TASK TO COMPLETE: Reproduce the records below exactly; the images should not appear.

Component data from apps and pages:
^^^^

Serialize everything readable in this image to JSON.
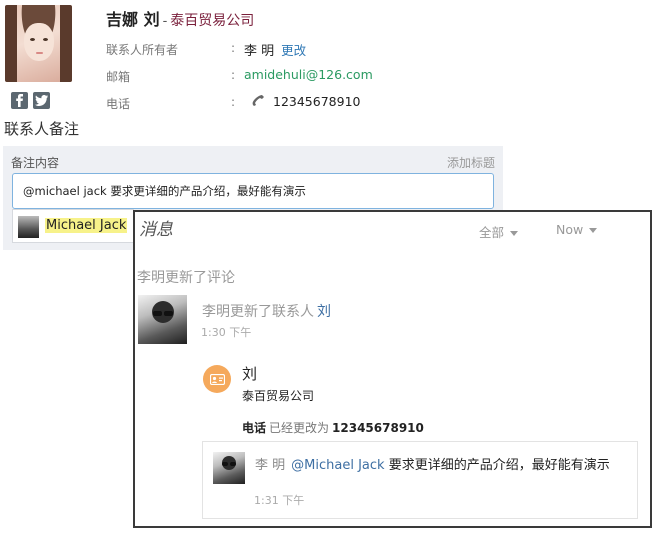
{
  "contact": {
    "name": "吉娜 刘",
    "separator": "-",
    "company": "泰百贸易公司",
    "avatar_icon": "user-photo",
    "social_icons": [
      "facebook-icon",
      "twitter-icon"
    ],
    "fields": {
      "owner_label": "联系人所有者",
      "owner_value": "李 明",
      "owner_change": "更改",
      "email_label": "邮箱",
      "email_value": "amidehuli@126.com",
      "phone_label": "电话",
      "phone_value": "12345678910",
      "colon": ":"
    }
  },
  "notes": {
    "section_title": "联系人备注",
    "content_label": "备注内容",
    "add_title": "添加标题",
    "input_value": "@michael jack 要求更详细的产品介绍，最好能有演示",
    "mention_suggestion": "Michael Jack"
  },
  "messages": {
    "title": "消息",
    "filter_all": "全部",
    "filter_time": "Now",
    "update_label": "李明更新了评论",
    "activity": {
      "text": "李明更新了联系人",
      "link": "刘",
      "time": "1:30 下午"
    },
    "card": {
      "name": "刘",
      "company": "泰百贸易公司",
      "phone_label": "电话",
      "phone_change": "已经更改为",
      "phone_value": "12345678910"
    },
    "comment": {
      "author": "李 明",
      "mention": "@Michael Jack",
      "text": "要求更详细的产品介绍，最好能有演示",
      "time": "1:31 下午"
    }
  },
  "colors": {
    "company": "#7a1f3b",
    "link": "#2f78b5",
    "email": "#2b9a62",
    "contact_badge": "#f5a95c",
    "mention_highlight": "#f7f28a"
  }
}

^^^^

YOUR SOLUTION:
Serialize everything readable in this image to JSON.
{
  "contact": {
    "name": "吉娜 刘",
    "separator": "-",
    "company": "泰百贸易公司",
    "avatar_icon": "user-photo",
    "social_icons": [
      "facebook-icon",
      "twitter-icon"
    ],
    "fields": {
      "owner_label": "联系人所有者",
      "owner_value": "李 明",
      "owner_change": "更改",
      "email_label": "邮箱",
      "email_value": "amidehuli@126.com",
      "phone_label": "电话",
      "phone_value": "12345678910",
      "colon": ":"
    }
  },
  "notes": {
    "section_title": "联系人备注",
    "content_label": "备注内容",
    "add_title": "添加标题",
    "input_value": "@michael jack 要求更详细的产品介绍，最好能有演示",
    "mention_suggestion": "Michael Jack"
  },
  "messages": {
    "title": "消息",
    "filter_all": "全部",
    "filter_time": "Now",
    "update_label": "李明更新了评论",
    "activity": {
      "text": "李明更新了联系人",
      "link": "刘",
      "time": "1:30 下午"
    },
    "card": {
      "name": "刘",
      "company": "泰百贸易公司",
      "phone_label": "电话",
      "phone_change": "已经更改为",
      "phone_value": "12345678910"
    },
    "comment": {
      "author": "李 明",
      "mention": "@Michael Jack",
      "text": "要求更详细的产品介绍，最好能有演示",
      "time": "1:31 下午"
    }
  },
  "colors": {
    "company": "#7a1f3b",
    "link": "#2f78b5",
    "email": "#2b9a62",
    "contact_badge": "#f5a95c",
    "mention_highlight": "#f7f28a"
  }
}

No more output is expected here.